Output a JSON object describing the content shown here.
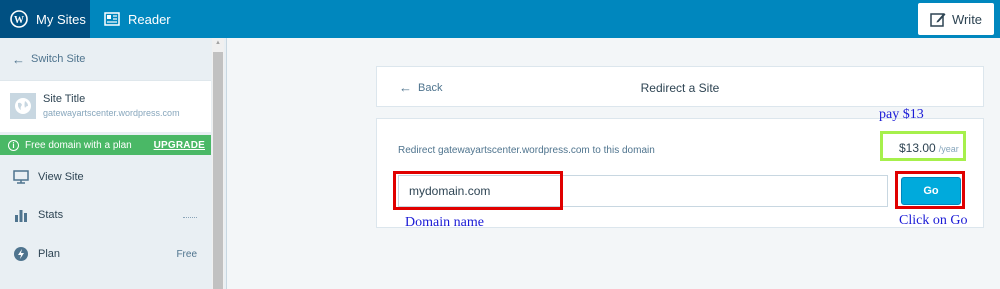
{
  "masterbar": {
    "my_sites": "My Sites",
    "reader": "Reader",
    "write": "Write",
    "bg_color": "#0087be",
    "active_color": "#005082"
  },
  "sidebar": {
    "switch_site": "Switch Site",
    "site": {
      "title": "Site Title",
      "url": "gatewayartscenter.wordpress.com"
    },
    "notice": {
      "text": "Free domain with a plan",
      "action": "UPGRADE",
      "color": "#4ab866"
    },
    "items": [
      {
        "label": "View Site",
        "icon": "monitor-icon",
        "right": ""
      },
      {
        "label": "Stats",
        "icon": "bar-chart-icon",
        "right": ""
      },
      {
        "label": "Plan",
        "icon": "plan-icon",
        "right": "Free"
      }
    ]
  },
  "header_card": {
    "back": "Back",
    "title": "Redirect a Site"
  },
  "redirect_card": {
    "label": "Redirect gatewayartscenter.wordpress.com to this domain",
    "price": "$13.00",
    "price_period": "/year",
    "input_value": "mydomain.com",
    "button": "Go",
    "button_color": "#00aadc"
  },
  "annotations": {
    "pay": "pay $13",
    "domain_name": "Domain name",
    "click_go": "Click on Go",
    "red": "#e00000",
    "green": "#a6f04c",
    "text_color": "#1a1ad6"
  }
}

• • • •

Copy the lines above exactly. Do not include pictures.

Output a JSON object describing the content shown here.
{
  "masterbar": {
    "my_sites": "My Sites",
    "reader": "Reader",
    "write": "Write",
    "bg_color": "#0087be",
    "active_color": "#005082"
  },
  "sidebar": {
    "switch_site": "Switch Site",
    "site": {
      "title": "Site Title",
      "url": "gatewayartscenter.wordpress.com"
    },
    "notice": {
      "text": "Free domain with a plan",
      "action": "UPGRADE",
      "color": "#4ab866"
    },
    "items": [
      {
        "label": "View Site",
        "icon": "monitor-icon",
        "right": ""
      },
      {
        "label": "Stats",
        "icon": "bar-chart-icon",
        "right": ""
      },
      {
        "label": "Plan",
        "icon": "plan-icon",
        "right": "Free"
      }
    ]
  },
  "header_card": {
    "back": "Back",
    "title": "Redirect a Site"
  },
  "redirect_card": {
    "label": "Redirect gatewayartscenter.wordpress.com to this domain",
    "price": "$13.00",
    "price_period": "/year",
    "input_value": "mydomain.com",
    "button": "Go",
    "button_color": "#00aadc"
  },
  "annotations": {
    "pay": "pay $13",
    "domain_name": "Domain name",
    "click_go": "Click on Go",
    "red": "#e00000",
    "green": "#a6f04c",
    "text_color": "#1a1ad6"
  }
}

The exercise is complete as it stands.